The day here, with Hank, I run out of steam, and of space. Hank helps me out with the ribs, and the cucumber salad, and the chicken kelaguen, till even he's sated.
Before we go, I have to ask Ellis: "What does that 'Got pugua?' mean?"
"Pugua's betel nut," he says. "Older people have been chewing it for thousands of years." Seems it's a stimulant. Perks you up like coffee or nicotine.
Desserts aren't big here. They could have countless sweet fruits like papayas, guavas, mangos, but there are only cakes. We're too full anyway.
"It's surprisingly familiar food for somewhere so far from, like, everywhere," says Hank. The boy's right. Guam's 2356 miles southeast of Tokyo, 3800 miles west of Hawaii, and a day ahead. Across the dateline. "That's why they say Guam is 'where America's day begins,'" Hank says. He flaps the door shut. "And also why they say: 'Here today, Guam tomorrow.'"
Ooh. How do you top that?
"Or," I say, "'Chamorro's another day.'"
"Yokozuna's has been going on since November 1999," says Ellis Quenga, Yokozuna's catering coordinator. "Guamanians, all islanders, are very festive people. We love to entertain. If there are only four people, we don't just cook enough for four people. We cook plenty. The owners wanted to create something real [suitable] for parties. The place is owned by two Filipinos, a Mexican, and a Guamanian. Uncle Frank set the flavor. He had many years of entertaining, so with his knowledge, this just kind of fell into place.
"The food here is a lot about Pacific Rim, especially Hawaii. In the beginning they tried to do a little more traditional menu with Guamanian food, adobos and estafaos, and kadon pikas, but it didn't go as well as they'd hoped. So now there are a lot fewer traditional islander [dishes] here. We focus more on the more popular items, the kelaguens, the ribs, the red rice and potato salad. And we have adjusted some things to fit the customers' liking. Like the cucumber salad: we don't usually put a vinaigrette on it in Guam. We usually use a soy sauce. But we don't do that here because a lot of [other] food items are based on soy. Or kelaguen: It's a form of ceviche. It's supposed to be uncooked, but we can't do that here. And they make a lot more different kinds back home, like with deer meat.
"The most popular dish is the Chamorro combo. It is Guam. Nine out of ten go for it. But our teriyaki bowls are popular too. Everyone knows teriyaki chicken and rice."

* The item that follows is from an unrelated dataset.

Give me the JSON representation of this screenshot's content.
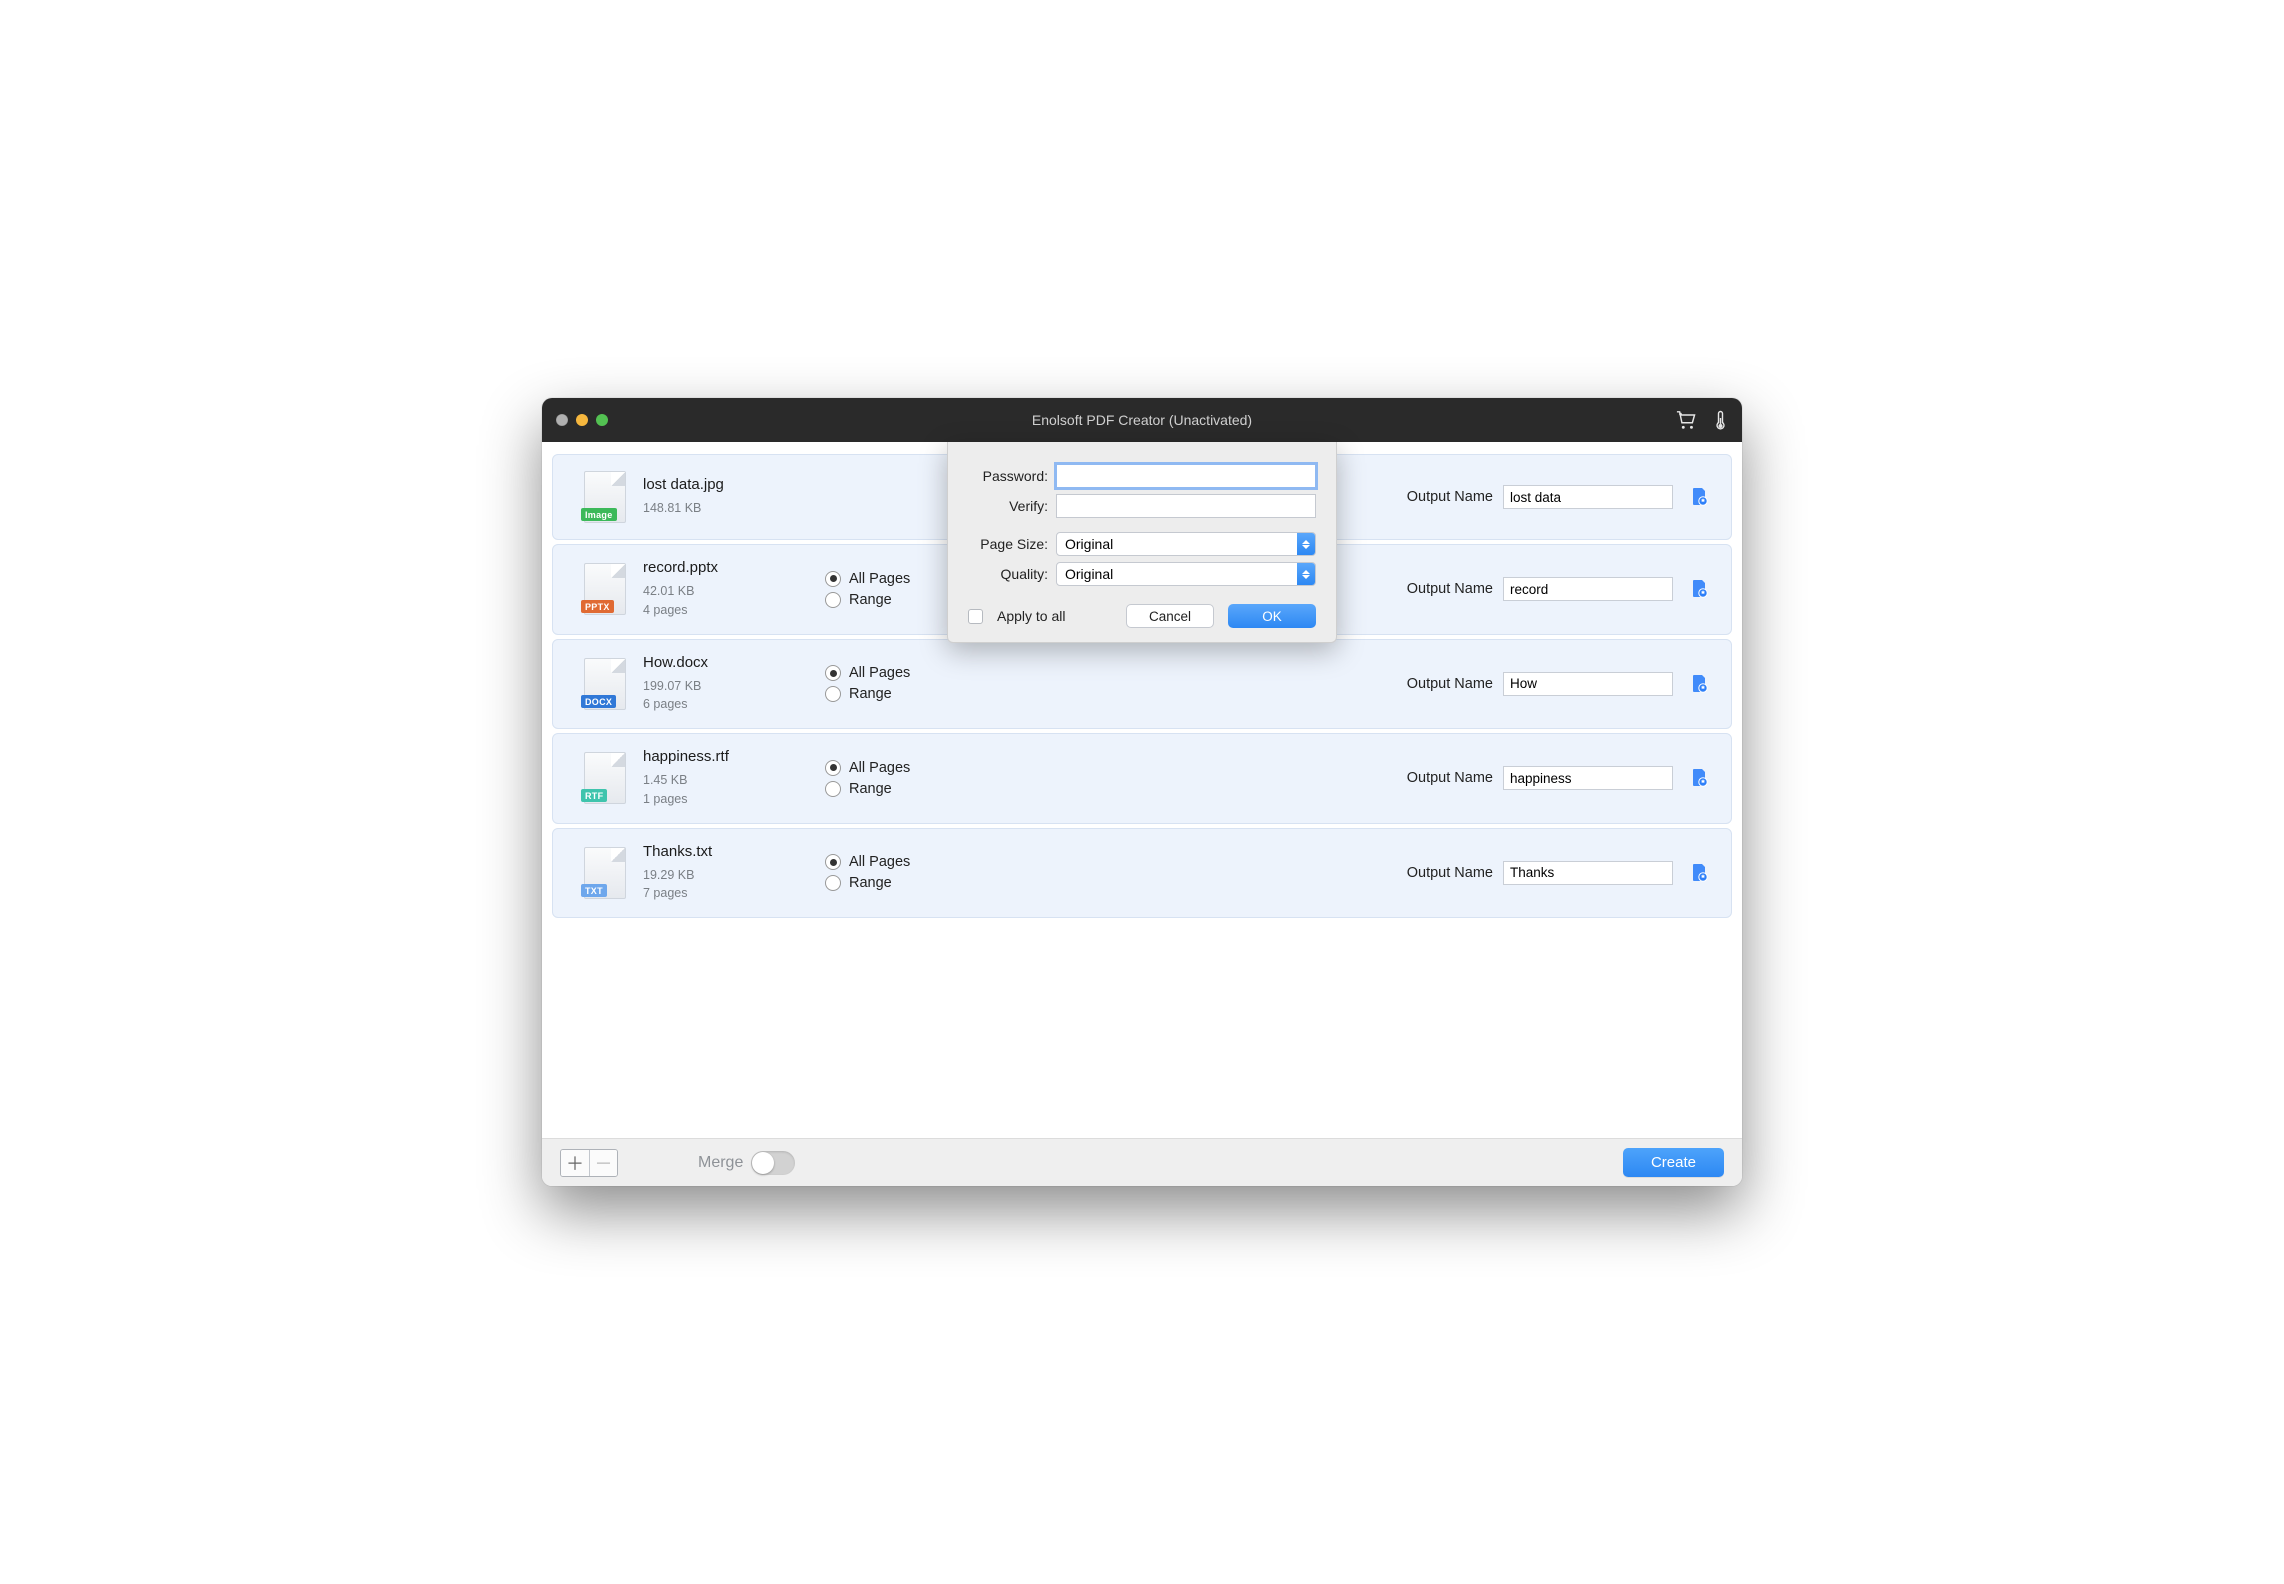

Why "Yokozuna's"? "It was a name given by the owners. In Japanese it means 'Grand Champion,' among sumo wrestlers. I know a lot of people, when they see the name, and 'sushi bar,' they assume it's a Japanese restaurant. We still get customers who have been living around the corner who didn't realize that we have an extensive menu of islander food. But we're one of a kind, a full-service, sit-down restaurant, versus a lot of other islander restaurants that serve on 'to-go' paper plates. We're not saying this is a four-star restaurant, but as far as full-service with wait staff, and glass plates, that's how we operate."
I asked him about the role of women in Guam. "They are a very big part of the society there," he said. "The Marianas were taken over by Germany, Japan, Spain, America, so there have been a lot of different influences. We're mixed up, as far as the cultures are concerned. It's a very westernized island. Once the settlers started coming in, Chamorros became the minority. Forty percent. But the women held on to our culture. They passed it on, mother to daughter. And nowadays, it's mandatory for kids K through 12 to take Chamorro classes, so they don't lose their language. So yeah, it's a very Americanized society out there, but we haven't lost ourselves, and men and women have always respected each other. Like, the males will cook. It's not designated 'women only.'"